Both documents do a good job explaining things. In the datasheet search for “ACPI”.
FWIW I’d like to get hibernation working, but this looks like more time than I have right now.
More good stuff, I found this:
And using the instructions, the low_power_idle_system_residency_us counter is indeed increasing, and resuming from standby is dramatically better than deep. I will try this overnight and post my results.
31% loss in 4 hours. I am most disappointed. edit: this is fedora 35 beta, I will reply if it gets any better over time but I’m not feeling hopeful.
That’s odd. As I posted at the link below, I’m also on Fedora 35 beta but I’m seeing the same amount of battery loss in 11 hrs of suspend as you are in 4 hrs. What “Power Saver” profile are you using?
Looking forward to hearing your results. Because 2% in 2 hours is excellent.
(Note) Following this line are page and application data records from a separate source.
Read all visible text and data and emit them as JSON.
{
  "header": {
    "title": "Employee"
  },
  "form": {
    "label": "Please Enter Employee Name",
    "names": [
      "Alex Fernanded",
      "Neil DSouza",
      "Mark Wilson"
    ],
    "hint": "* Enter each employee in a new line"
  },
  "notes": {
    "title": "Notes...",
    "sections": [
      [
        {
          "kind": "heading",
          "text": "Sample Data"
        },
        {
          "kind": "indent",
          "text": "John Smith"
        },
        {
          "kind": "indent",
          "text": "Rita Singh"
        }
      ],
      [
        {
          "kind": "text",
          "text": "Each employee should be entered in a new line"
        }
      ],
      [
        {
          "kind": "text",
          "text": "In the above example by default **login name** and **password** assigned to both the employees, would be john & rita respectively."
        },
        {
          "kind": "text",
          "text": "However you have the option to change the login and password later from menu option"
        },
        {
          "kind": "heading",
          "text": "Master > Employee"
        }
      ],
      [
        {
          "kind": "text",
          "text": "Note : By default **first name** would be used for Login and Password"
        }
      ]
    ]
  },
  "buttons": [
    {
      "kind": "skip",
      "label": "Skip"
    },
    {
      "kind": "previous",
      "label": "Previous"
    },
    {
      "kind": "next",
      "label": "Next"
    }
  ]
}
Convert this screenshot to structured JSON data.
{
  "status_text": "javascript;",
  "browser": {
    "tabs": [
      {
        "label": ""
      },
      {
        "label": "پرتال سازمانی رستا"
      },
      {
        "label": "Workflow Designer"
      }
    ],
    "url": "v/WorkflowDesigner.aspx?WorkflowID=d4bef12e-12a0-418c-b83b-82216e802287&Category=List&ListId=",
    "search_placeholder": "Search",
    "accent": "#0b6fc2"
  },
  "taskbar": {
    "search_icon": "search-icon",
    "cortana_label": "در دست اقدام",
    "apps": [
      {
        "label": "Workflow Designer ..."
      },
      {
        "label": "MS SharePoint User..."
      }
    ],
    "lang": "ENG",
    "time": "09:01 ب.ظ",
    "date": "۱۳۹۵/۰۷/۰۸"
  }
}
Oof, looks like I’ll need to do some tweaking because the numbers are a lot worse than I’d like for battery life under suspend… These numbers are still from
s2idle – I haven’t touched any suspend related configs.
- DIY edition
- i7 65G version
- 32GB DDR4 memory
- 1TB PCIe gen3 nvme
- 2 USB-C + 1 USB-A + 1 MicroSD cards
- Arch (stock kernel 5.14.14)
I was at 80.2% last night.
I dropped to 48.6% from 11hrs + 17min suspend time.
That’s about 2.8% lost per hour.
Just another data point: 19% over 12 hours with deep sleep enabled
- DIY Edition
- 16GB DDR4 (single SODIMM)
- 512GB gen3 NVME
- 2 USB-C + 2 USB-A
- Fedora 34 (kernel: 5.13.19-200)
That is really great. I think the amount of RAM factors in here rather significantly. I have 64GB on mine, and I’m guessing I’ll see something closer to hspak.
I suspended at 67% just now.
Is there a decent solution to battery-drain post-install on Fedora 35 yet? Deep sleep didn’t bother me initially, but the amount of time it’s been taking to resume from sleep has been unacceptable for me. I’m open to figuring out hibernation, but it doesn’t seem like it’ll solve much in terms of wake time.
How much wake time delay are we talking about here? If you’re going to save more battery during sleep, sounds like a pretty good tradeoff to me.